Here are some of my favorite angles of Parisian streets.
How incredible was it that I got to live and study in Paris back in 1993! In my heart, I will always have Paris.
This post was inspired by the Weekly Photo Challenge: Angular. To see more entries, click here.
Reblogged this on Jessica A Bruno (waybeyondfedup).
Paris is on my list of places to visit. I can actually catch a bus there from here in Cardiff. Thanks for inspiring me further with your photos.
Paris nestles deep in the heart of anyone who has ever spent time there. There are things about Paris that annoy the hell out of me, but if I were offered the opportunity to live there, I’d jump at it! I try not to repeat destinations, but I find myself going back again and again to this magical city.
I love these photos!! Exactly how I remember Paris 🙂
It’s been a long time since I have been there, but it is still one of my favorite cities.

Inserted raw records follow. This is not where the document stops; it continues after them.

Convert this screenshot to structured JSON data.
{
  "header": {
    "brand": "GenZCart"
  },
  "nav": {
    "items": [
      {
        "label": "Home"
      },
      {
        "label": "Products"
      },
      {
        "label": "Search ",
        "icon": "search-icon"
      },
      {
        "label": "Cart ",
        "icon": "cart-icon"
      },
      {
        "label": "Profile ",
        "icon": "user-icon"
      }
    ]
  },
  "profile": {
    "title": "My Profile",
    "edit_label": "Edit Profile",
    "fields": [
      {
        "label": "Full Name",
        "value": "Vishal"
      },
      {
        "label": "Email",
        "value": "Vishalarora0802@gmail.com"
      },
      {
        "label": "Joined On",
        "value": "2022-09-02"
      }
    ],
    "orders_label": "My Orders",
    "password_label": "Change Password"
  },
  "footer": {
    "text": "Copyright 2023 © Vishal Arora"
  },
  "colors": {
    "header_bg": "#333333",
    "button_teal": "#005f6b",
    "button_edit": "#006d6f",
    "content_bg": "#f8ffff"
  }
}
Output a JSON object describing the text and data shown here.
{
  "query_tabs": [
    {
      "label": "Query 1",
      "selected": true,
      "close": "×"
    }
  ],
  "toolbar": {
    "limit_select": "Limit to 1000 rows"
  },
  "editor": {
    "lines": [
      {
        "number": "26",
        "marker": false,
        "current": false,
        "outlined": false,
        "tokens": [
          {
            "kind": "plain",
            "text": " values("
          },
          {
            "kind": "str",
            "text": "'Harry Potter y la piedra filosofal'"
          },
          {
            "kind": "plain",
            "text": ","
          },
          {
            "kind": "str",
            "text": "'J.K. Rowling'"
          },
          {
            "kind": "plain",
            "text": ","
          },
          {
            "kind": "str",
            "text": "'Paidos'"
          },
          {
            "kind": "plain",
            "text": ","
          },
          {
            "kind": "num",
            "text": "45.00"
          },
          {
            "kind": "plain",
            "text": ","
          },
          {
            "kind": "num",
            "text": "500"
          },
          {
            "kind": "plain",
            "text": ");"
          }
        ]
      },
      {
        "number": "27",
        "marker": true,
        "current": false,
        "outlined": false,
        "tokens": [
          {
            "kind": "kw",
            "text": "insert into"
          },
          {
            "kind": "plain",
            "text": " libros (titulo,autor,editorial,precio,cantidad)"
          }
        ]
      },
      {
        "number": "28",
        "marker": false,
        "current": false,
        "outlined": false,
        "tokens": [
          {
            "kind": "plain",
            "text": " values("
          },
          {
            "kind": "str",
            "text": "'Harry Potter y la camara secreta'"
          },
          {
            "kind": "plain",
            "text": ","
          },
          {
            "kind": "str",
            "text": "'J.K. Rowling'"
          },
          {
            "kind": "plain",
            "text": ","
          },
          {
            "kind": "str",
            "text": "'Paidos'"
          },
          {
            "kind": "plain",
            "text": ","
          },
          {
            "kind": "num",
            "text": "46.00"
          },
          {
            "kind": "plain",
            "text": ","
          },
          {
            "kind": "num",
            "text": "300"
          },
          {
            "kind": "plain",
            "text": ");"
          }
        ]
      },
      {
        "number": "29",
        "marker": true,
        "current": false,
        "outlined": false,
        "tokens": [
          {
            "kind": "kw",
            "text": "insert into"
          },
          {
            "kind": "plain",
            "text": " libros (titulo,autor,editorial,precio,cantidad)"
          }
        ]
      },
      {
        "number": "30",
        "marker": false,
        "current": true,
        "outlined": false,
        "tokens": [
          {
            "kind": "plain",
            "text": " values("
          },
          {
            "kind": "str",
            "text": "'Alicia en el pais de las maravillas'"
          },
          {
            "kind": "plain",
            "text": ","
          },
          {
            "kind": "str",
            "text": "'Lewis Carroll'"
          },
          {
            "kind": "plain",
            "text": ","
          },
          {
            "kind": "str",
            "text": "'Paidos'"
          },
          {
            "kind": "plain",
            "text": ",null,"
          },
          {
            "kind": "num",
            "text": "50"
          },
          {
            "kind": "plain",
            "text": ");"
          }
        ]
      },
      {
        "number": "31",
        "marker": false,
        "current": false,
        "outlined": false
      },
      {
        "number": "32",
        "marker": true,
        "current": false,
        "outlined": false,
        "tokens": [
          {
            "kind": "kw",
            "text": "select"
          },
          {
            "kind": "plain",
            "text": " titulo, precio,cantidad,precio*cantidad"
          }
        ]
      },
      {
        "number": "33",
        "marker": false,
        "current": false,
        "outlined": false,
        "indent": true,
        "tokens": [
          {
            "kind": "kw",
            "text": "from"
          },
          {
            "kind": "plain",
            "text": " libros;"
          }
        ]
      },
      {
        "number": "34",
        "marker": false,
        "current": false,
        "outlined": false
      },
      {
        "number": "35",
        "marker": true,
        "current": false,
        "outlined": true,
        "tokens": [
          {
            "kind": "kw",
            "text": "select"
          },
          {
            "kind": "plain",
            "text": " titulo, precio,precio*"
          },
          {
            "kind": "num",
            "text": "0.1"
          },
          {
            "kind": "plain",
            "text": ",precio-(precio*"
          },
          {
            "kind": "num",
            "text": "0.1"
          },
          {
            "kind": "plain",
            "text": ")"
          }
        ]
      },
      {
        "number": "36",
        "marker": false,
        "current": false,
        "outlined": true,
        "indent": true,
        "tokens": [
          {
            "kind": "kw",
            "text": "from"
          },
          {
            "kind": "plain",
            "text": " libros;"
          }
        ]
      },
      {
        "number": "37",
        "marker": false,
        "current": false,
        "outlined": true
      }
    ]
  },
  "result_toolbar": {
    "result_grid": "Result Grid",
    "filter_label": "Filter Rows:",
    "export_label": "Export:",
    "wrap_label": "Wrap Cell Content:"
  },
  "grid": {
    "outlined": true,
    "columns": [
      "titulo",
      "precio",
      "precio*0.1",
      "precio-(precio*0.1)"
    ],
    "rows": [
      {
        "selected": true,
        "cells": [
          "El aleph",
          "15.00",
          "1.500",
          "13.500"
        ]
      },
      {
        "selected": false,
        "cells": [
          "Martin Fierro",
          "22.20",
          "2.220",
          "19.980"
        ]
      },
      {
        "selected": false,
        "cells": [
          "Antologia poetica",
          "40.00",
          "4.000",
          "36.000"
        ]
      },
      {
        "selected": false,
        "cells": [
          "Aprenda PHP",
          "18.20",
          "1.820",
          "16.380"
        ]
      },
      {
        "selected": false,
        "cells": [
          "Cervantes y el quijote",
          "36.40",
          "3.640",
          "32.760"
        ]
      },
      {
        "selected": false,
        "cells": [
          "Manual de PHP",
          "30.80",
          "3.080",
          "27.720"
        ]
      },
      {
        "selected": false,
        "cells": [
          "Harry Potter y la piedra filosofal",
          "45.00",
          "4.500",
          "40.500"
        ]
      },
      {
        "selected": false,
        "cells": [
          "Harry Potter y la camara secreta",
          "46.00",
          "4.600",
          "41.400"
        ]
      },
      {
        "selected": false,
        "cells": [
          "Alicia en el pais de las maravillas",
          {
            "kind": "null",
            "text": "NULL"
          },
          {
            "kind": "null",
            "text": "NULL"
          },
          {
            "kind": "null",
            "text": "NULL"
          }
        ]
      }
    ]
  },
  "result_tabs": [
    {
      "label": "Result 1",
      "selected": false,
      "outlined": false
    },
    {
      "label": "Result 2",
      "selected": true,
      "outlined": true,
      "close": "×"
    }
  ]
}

Wonderful, lovely photos, and inspires me to take more city, angular photos, too!
I agree. There’s no other city as photogenic as Paris. I could spend all my time taking photos there.
Thank you! Merci beaucoup!
I love, love, love the bubble shots, Nicole. Great angles.
I agree that Paris is the most beautiful city in the world. Thank you Napoleon, Napoleon III and Haussmann. Of course they destroyed many houses and slums filled with poor Parisians to do it…quite controversial at the time. Paris was a filthy, stinking mess before they transformed it.
Only saw Paris streets from the air and the airport which is such a shame but I enjoyed touring via your wonderful photos.
In the 1960s, some of the best young Afrikaans writers lived in the garrets of Montmartre and wrote vibrant prose in my mother tongue (Afrikaans, spoken in South Africa, descended originally from 17th century Dutch). I’ve always wanted to experience Paris – at least I have your beautiful photos.
Paris is awesome indeed, I am happy to live relatively near to it.
Lucky you! Where do you live? I love Paris. 🙂
The Netherlands! 3,5 hours away by high speed train
Oh lucky you! 🙂
Reblogged this on jetjunkie and commented:
If you have ever thought of going to Paris and most of us have….. then indulge in this fantastic literature and understand the hidden beauties of “the city of life”.
Thanks for the reblog! I appreciate it!
Nicole, I haven’t been Paris for a long time, but I’ve been in France twice this year, which was great. Lovely photos!
Thanks Janet! Lucky you to have been to France twice! My french is very rusty these days. 🙂
Fantastic photos,Nicole. Love the architecture. 🙂
Thanks Sylvia! Finally getting back into the swing of things. Just got home yesterday from Bolivia and very very tired.
Such a beautiful perspective on Paris. It is wonderful to view through your gifted eye
Thank you Lisa! Appreciate the compliment! 🙂
da fisheye’ shotz are way kewl 🙂
I’ve just started writing about my own trip to Paris, http://www.littleleightree.co.uk/
Have to admit one of my greatest loves is the terrace windows/ architecture on every street!
Thanks for sharing! I will take a look!